Action item:
Filter the records, keeping every line that has the string "Execute".

Dataset rows for apps and sites
################
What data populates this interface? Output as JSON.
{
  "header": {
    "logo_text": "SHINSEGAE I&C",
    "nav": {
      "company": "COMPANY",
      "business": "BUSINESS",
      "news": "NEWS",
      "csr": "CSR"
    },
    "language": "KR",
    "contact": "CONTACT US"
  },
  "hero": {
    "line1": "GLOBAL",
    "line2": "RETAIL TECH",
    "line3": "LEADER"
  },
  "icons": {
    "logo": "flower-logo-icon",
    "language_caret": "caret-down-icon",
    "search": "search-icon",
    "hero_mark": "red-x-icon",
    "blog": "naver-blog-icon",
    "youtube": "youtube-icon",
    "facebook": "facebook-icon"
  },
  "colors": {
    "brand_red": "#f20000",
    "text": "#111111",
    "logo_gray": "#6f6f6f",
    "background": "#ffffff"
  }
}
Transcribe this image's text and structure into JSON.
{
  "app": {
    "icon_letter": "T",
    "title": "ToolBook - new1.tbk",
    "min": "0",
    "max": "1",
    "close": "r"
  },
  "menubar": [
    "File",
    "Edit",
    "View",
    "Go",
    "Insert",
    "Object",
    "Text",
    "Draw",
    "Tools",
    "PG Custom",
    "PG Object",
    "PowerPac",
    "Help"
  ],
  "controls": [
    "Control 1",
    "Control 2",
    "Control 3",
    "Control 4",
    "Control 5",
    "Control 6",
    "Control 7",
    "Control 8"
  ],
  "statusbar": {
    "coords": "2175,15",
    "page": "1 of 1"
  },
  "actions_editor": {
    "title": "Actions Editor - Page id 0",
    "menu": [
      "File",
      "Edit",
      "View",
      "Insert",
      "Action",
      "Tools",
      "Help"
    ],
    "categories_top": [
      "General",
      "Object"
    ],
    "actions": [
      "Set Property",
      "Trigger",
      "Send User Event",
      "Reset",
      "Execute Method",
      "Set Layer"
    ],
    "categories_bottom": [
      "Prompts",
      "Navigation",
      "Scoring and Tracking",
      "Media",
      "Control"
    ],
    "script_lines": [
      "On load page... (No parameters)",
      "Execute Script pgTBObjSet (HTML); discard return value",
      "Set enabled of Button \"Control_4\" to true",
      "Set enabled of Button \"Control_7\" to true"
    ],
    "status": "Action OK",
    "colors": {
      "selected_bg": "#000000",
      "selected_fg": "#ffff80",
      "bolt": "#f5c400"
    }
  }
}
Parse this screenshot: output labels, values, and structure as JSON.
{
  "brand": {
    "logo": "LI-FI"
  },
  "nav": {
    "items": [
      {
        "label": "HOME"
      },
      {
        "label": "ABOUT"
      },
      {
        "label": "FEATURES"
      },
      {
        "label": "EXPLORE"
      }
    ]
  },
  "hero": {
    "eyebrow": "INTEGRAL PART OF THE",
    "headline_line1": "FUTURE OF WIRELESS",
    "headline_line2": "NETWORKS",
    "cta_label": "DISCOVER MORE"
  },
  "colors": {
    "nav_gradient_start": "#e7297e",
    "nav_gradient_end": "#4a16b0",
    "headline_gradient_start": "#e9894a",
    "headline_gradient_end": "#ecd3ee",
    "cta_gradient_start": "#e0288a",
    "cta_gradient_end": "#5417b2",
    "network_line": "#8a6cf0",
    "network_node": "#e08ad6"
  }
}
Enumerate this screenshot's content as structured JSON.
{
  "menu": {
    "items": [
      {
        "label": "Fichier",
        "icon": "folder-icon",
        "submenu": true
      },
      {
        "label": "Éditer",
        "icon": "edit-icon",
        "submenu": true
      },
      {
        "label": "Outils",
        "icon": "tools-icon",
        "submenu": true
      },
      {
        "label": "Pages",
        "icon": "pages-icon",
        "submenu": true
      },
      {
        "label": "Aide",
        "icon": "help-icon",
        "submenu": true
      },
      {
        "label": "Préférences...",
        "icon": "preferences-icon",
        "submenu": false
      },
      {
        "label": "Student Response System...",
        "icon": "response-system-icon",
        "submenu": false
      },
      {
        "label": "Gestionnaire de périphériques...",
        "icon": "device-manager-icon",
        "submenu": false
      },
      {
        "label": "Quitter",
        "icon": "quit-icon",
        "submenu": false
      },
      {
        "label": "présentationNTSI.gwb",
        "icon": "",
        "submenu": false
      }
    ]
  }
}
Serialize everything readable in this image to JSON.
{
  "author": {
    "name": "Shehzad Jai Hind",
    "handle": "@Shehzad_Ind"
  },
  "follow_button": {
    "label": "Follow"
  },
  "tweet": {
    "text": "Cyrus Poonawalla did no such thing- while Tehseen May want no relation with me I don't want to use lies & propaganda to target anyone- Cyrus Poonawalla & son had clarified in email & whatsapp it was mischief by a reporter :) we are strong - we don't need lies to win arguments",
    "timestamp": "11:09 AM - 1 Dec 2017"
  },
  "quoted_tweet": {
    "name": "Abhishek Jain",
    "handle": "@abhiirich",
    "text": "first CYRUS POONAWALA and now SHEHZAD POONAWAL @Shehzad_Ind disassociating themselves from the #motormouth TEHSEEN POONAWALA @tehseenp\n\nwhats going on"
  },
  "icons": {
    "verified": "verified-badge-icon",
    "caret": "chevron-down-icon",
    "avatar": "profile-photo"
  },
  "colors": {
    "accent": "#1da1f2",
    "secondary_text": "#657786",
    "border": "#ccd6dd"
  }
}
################
Solution below:
      "Execute Method",
      "Execute Script pgTBObjSet (HTML); discard return value",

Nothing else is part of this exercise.